● Work order: Search the data for "preview". Each line containing it is to be copied.

Top of Recorded information

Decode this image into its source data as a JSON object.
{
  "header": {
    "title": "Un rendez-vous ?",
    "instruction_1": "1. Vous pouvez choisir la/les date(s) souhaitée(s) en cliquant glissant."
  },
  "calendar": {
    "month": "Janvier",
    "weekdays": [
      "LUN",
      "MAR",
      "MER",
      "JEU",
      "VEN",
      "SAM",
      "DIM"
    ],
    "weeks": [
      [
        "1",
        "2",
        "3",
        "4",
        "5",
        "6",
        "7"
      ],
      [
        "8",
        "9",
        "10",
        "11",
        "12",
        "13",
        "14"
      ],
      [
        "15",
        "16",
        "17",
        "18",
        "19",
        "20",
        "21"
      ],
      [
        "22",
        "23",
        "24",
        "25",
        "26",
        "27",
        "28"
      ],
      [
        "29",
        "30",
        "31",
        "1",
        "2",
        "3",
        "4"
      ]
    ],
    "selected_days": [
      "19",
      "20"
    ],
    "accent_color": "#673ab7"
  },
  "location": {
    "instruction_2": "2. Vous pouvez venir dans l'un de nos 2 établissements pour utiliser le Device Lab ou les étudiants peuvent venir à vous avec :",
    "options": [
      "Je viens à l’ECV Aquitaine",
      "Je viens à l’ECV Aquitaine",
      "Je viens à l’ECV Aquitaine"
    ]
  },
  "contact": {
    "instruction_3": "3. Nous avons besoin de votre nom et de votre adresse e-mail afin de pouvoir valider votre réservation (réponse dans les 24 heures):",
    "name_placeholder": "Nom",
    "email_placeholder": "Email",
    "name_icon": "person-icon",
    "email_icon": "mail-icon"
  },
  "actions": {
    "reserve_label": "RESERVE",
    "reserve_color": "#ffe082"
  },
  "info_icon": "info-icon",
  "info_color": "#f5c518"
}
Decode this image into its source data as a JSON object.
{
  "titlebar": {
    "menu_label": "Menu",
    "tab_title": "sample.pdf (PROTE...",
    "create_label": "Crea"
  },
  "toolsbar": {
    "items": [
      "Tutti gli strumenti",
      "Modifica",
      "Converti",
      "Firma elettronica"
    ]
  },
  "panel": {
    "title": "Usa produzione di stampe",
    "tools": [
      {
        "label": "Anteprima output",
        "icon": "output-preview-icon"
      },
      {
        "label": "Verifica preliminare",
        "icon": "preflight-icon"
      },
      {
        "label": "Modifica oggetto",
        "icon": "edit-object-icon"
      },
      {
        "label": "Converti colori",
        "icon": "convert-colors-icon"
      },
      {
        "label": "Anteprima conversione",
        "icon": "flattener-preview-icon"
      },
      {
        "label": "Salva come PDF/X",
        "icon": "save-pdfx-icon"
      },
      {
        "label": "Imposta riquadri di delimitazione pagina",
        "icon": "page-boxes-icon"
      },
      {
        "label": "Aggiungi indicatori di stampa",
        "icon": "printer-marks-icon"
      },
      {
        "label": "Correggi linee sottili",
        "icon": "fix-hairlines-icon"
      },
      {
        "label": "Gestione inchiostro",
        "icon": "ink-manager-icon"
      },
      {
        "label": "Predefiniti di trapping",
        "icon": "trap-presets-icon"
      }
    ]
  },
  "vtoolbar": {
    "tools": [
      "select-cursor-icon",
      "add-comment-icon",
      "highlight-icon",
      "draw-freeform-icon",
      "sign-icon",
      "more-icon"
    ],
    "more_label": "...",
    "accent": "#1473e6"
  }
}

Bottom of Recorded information

● Solution for this exercise:
        "icon": "output-preview-icon"
        "icon": "flattener-preview-icon"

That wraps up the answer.